This Sunday we’ll talk about identity. Who are you and to whom do you belong? And we’ll reflect on this theme as we continue our Advent journey via the Book of Ruth. Accordingly, the following comments from the creators of our sermon series (Diane [Rop] Elders and Dale Fopma) help to take us one step closer to Bethlehem:
Naomi doesn’t know if her dream for a redeemer will really come true. But she tells Ruth to “Wash and prepare herself” to meet a husband—a gift. Do we expect too little from God? Are we afraid to let God take control of our lives? Are we too afraid of failing to risk serving God? In fear, Ruth takes a risk and asks, “Will you redeem me?” Boaz, the kinsman-redeemer, provides all that she asks for: a husband, a child, a home, and complete redemption. Our salvation is free, but Jesus Christ paid the price so that we could be redeemed (Gal. 4:3-5). We long to feel God’s protection and care, which God provides in Jesus Christ.

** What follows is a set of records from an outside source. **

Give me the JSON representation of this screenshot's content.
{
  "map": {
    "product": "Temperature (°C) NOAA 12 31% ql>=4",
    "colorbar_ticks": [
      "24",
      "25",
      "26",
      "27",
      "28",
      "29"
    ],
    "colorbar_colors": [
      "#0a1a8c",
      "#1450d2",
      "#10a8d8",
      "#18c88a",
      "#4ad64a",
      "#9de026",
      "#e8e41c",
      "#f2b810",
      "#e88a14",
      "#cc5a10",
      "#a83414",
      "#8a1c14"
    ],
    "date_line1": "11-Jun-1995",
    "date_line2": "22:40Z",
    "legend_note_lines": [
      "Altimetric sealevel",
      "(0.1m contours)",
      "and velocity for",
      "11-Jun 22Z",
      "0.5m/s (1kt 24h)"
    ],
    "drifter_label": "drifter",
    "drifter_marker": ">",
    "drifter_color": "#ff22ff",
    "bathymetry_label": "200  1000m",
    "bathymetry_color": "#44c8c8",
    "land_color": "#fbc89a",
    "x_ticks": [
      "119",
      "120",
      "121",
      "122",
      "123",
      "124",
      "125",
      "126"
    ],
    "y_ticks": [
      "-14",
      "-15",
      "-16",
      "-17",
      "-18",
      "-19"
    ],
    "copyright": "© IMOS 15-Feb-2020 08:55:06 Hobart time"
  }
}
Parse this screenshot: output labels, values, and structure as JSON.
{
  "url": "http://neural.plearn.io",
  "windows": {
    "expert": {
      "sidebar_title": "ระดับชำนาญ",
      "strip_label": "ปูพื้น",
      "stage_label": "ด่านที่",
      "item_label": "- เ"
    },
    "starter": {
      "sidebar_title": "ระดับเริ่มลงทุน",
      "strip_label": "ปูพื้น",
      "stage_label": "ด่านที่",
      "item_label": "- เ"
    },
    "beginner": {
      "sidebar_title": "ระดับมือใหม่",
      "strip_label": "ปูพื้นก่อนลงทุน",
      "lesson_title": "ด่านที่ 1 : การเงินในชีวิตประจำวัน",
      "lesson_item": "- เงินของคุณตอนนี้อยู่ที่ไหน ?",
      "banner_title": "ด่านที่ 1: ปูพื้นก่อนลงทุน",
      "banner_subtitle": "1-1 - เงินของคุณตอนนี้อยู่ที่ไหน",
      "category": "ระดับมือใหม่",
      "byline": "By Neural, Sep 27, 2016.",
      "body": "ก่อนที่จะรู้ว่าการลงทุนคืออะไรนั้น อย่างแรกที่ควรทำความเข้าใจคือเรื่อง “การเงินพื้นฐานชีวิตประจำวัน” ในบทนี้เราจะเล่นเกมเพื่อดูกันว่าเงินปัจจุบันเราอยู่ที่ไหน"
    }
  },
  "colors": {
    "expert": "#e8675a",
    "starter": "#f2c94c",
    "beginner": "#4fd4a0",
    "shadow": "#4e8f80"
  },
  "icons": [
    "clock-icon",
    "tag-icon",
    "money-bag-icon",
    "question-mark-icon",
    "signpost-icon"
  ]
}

Advent is a season of preparation for the coming of Jesus at Christmas. As Philip F. Reinders writes in Seeking God’s Face (Faith Alive Christian Resources & Baker Book House Company, 2010), “A good celebration requires proper preparation for us to fully enjoy it. During December, however, we mostly confuse helpful readiness for the hustle of Christmas shopping, parties, and preparations. The Advent season, more reflective in nature, can feel out of sync with all this noise and busyness” (p. 23). I didn’t grow up observing Advent, so Christmas, although enjoyable, seemed a bit abrupt and almost anticlimactic. But all this changed when I started to observe Advent. The time spent preparing for the grand celebration of Christmas really helped me to enjoy it more. So, what am I doing to prepare myself this year? Well, we’re going to a few Advent/Christmas programs and parties, because the birth of the Savior is a cause for celebration. And I love to sing Christmas carols! In fact, we’re planning on going caroling around the neighborhood. But we’re also trying to slow things down and be more reflective by reading Scripture via an Advent devotional series. Plus I’m reading a book by Ruth Haley Barton called, An Invitation to Solitude and Silence (IVP Books, 2010), as I want to learn more about how to rest in God’s presence this Advent. We’ve also said no to one or two things that we do through the year, so that we have more time to reflect and celebrate. So, what intentional things are you doing this Advent to prepare for the birth (and Second Coming) of the Savior? What ever they are, may the Lord use them to draw you to himself and prepare you for the grand season of Christmas.